• [WHAT IS EXPECTED] For every entry, reproduce the wording exactly and omit any image it holds.

• [Dataset rows for apps and sites]
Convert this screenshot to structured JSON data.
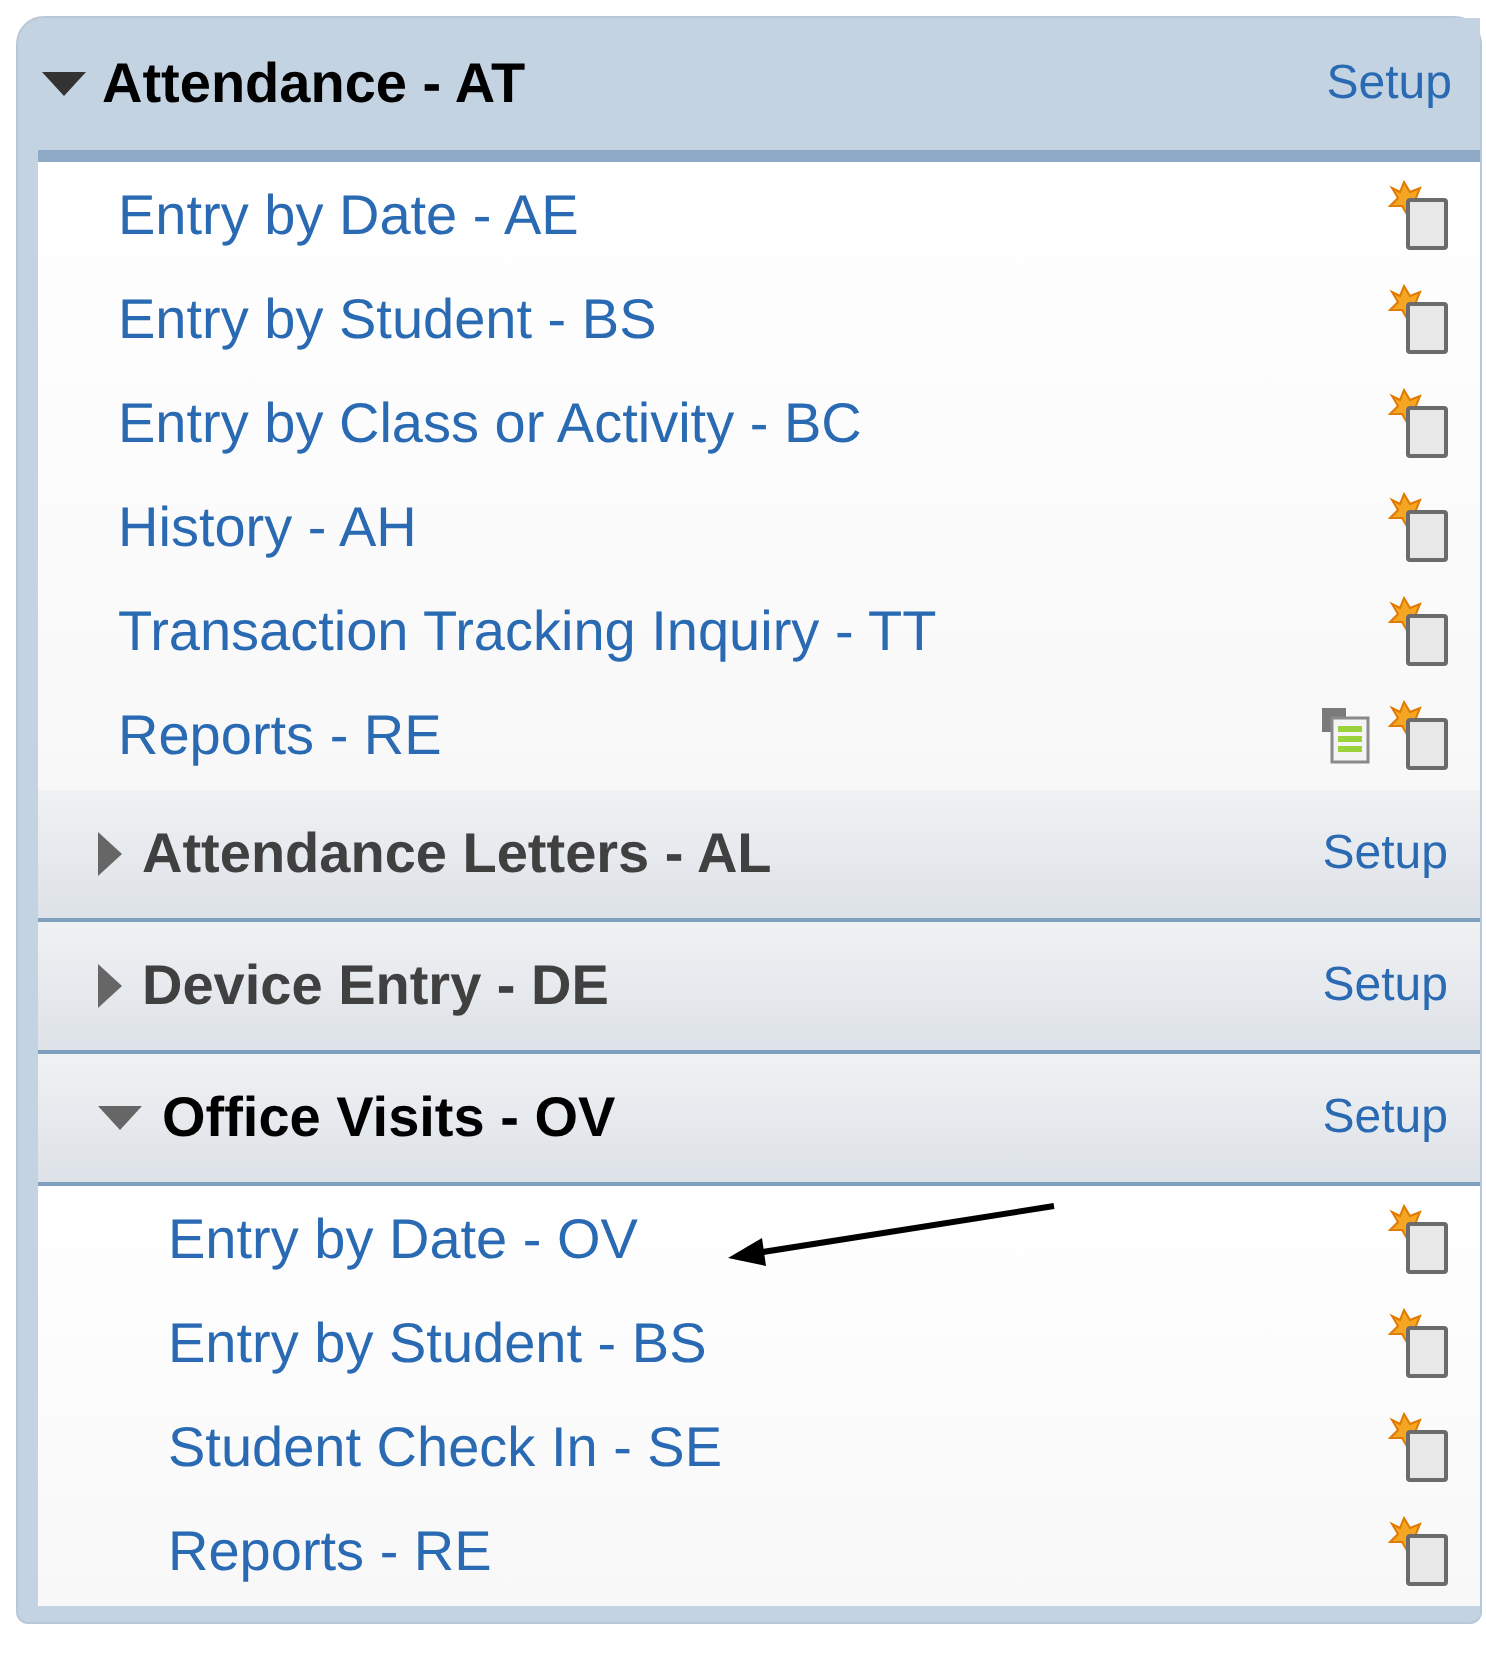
{
  "sections": [
    {
      "kind": "module",
      "title": "Attendance - AT",
      "expanded": true,
      "setup": "Setup",
      "items": [
        {
          "label": "Entry by Date - AE",
          "kind": "plain"
        },
        {
          "label": "Entry by Student - BS",
          "kind": "plain"
        },
        {
          "label": "Entry by Class or Activity - BC",
          "kind": "plain"
        },
        {
          "label": "History - AH",
          "kind": "plain"
        },
        {
          "label": "Transaction Tracking Inquiry - TT",
          "kind": "plain"
        },
        {
          "label": "Reports - RE",
          "kind": "report"
        }
      ]
    },
    {
      "kind": "submodule",
      "title": "Attendance Letters - AL",
      "expanded": false,
      "setup": "Setup"
    },
    {
      "kind": "submodule",
      "title": "Device Entry - DE",
      "expanded": false,
      "setup": "Setup"
    },
    {
      "kind": "submodule",
      "title": "Office Visits - OV",
      "expanded": true,
      "setup": "Setup",
      "items": [
        {
          "label": "Entry by Date - OV",
          "kind": "plain"
        },
        {
          "label": "Entry by Student - BS",
          "kind": "plain"
        },
        {
          "label": "Student Check In - SE",
          "kind": "plain"
        },
        {
          "label": "Reports - RE",
          "kind": "plain"
        }
      ]
    }
  ]
}
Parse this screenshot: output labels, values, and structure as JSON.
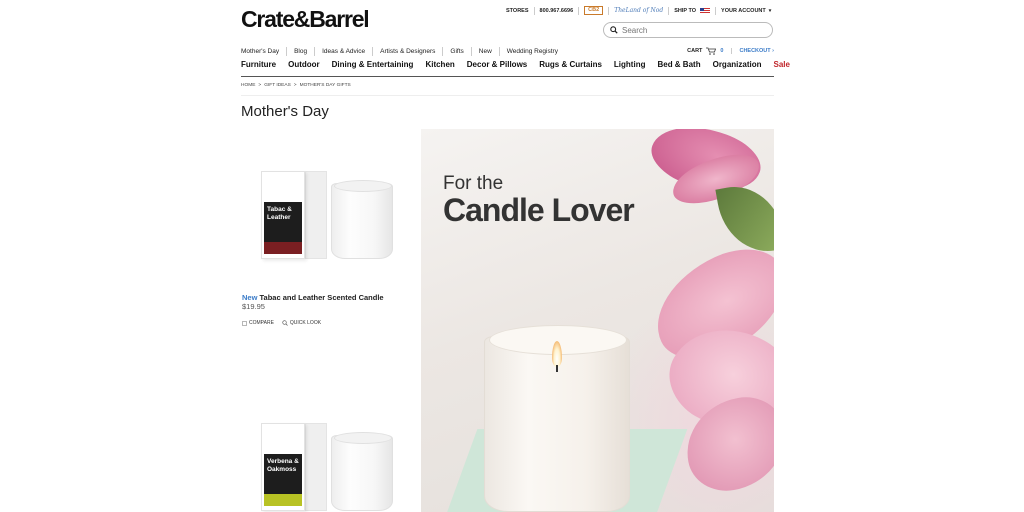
{
  "header": {
    "logo": "Crate&Barrel",
    "util": {
      "stores": "STORES",
      "phone": "800.967.6696",
      "cb2": "CB2",
      "land_of_nod": "TheLand of Nod",
      "ship_to": "SHIP TO",
      "account": "YOUR ACCOUNT"
    },
    "search_placeholder": "Search",
    "subnav": [
      "Mother's Day",
      "Blog",
      "Ideas & Advice",
      "Artists & Designers",
      "Gifts",
      "New",
      "Wedding Registry"
    ],
    "cart": {
      "label": "CART",
      "count": "0",
      "checkout": "CHECKOUT ›"
    },
    "mainnav": [
      "Furniture",
      "Outdoor",
      "Dining & Entertaining",
      "Kitchen",
      "Decor & Pillows",
      "Rugs & Curtains",
      "Lighting",
      "Bed & Bath",
      "Organization",
      "Sale"
    ]
  },
  "breadcrumbs": [
    "HOME",
    ">",
    "GIFT IDEAS",
    ">",
    "MOTHER'S DAY GIFTS"
  ],
  "page_title": "Mother's Day",
  "products": [
    {
      "badge": "New",
      "name": "Tabac and Leather Scented Candle",
      "price": "$19.95",
      "label": "Tabac & Leather",
      "stripe_color": "#7a1f22",
      "compare": "COMPARE",
      "quick_look": "QUICK LOOK"
    },
    {
      "label": "Verbena & Oakmoss",
      "stripe_color": "#b8c224"
    }
  ],
  "hero": {
    "line1": "For the",
    "line2": "Candle Lover"
  },
  "colors": {
    "accent_blue": "#3a7bc8",
    "sale_red": "#c0262b"
  }
}
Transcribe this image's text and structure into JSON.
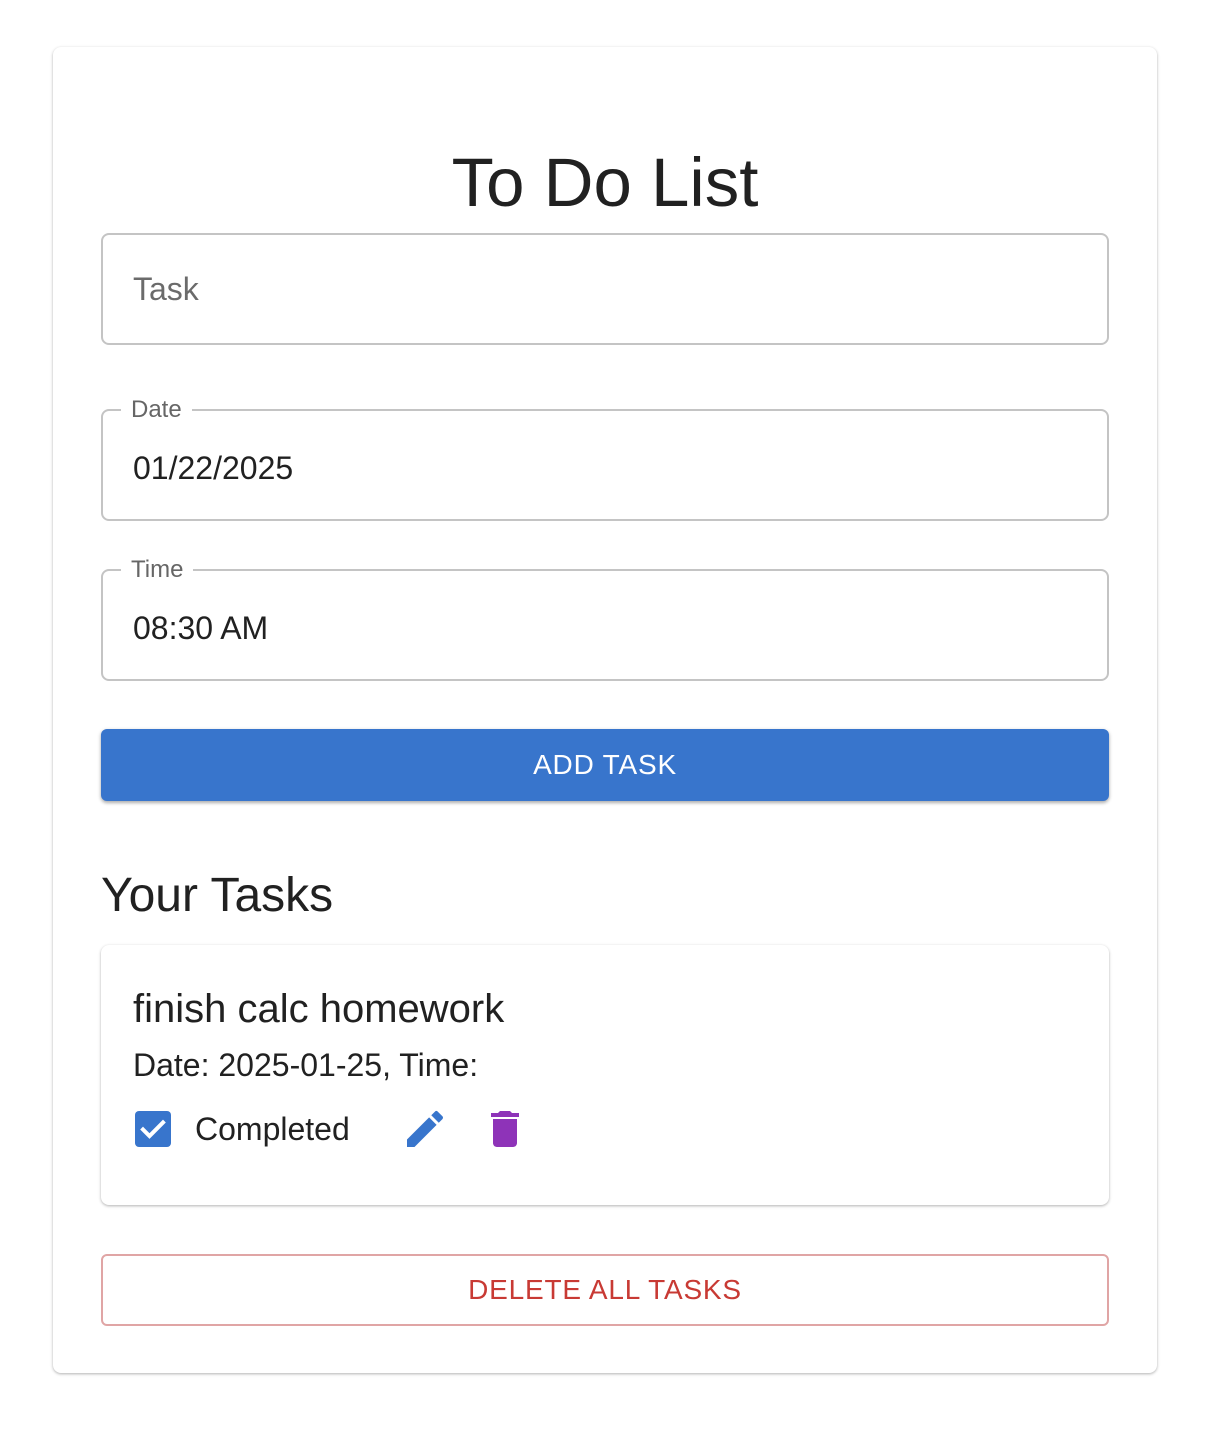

• [SOLUTION TO THIS TASK]
Convert this screenshot to structured JSON data.
{
  "sections": [
    {
      "kind": "module",
      "title": "Attendance - AT",
      "expanded": true,
      "setup": "Setup",
      "items": [
        {
          "label": "Entry by Date - AE",
          "kind": "plain"
        },
        {
          "label": "Entry by Student - BS",
          "kind": "plain"
        },
        {
          "label": "Entry by Class or Activity - BC",
          "kind": "plain"
        },
        {
          "label": "History - AH",
          "kind": "plain"
        },
        {
          "label": "Transaction Tracking Inquiry - TT",
          "kind": "plain"
        },
        {
          "label": "Reports - RE",
          "kind": "report"
        }
      ]
    },
    {
      "kind": "submodule",
      "title": "Attendance Letters - AL",
      "expanded": false,
      "setup": "Setup"
    },
    {
      "kind": "submodule",
      "title": "Device Entry - DE",
      "expanded": false,
      "setup": "Setup"
    },
    {
      "kind": "submodule",
      "title": "Office Visits - OV",
      "expanded": true,
      "setup": "Setup",
      "items": [
        {
          "label": "Entry by Date - OV",
          "kind": "plain"
        },
        {
          "label": "Entry by Student - BS",
          "kind": "plain"
        },
        {
          "label": "Student Check In - SE",
          "kind": "plain"
        },
        {
          "label": "Reports - RE",
          "kind": "plain"
        }
      ]
    }
  ]
}
Parse this screenshot: output labels, values, and structure as JSON.
{
  "header": {
    "logo": "Crate&Barrel",
    "util": {
      "stores": "STORES",
      "phone": "800.967.6696",
      "cb2": "CB2",
      "land_of_nod": "TheLand of Nod",
      "ship_to": "SHIP TO",
      "account": "YOUR ACCOUNT"
    },
    "search_placeholder": "Search",
    "subnav": [
      "Mother's Day",
      "Blog",
      "Ideas & Advice",
      "Artists & Designers",
      "Gifts",
      "New",
      "Wedding Registry"
    ],
    "cart": {
      "label": "CART",
      "count": "0",
      "checkout": "CHECKOUT ›"
    },
    "mainnav": [
      "Furniture",
      "Outdoor",
      "Dining & Entertaining",
      "Kitchen",
      "Decor & Pillows",
      "Rugs & Curtains",
      "Lighting",
      "Bed & Bath",
      "Organization",
      "Sale"
    ]
  },
  "breadcrumbs": [
    "HOME",
    ">",
    "GIFT IDEAS",
    ">",
    "MOTHER'S DAY GIFTS"
  ],
  "page_title": "Mother's Day",
  "products": [
    {
      "badge": "New",
      "name": "Tabac and Leather Scented Candle",
      "price": "$19.95",
      "label": "Tabac & Leather",
      "stripe_color": "#7a1f22",
      "compare": "COMPARE",
      "quick_look": "QUICK LOOK"
    },
    {
      "label": "Verbena & Oakmoss",
      "stripe_color": "#b8c224"
    }
  ],
  "hero": {
    "line1": "For the",
    "line2": "Candle Lover"
  },
  "colors": {
    "accent_blue": "#3a7bc8",
    "sale_red": "#c0262b"
  }
}
Transcribe this image's text and structure into JSON.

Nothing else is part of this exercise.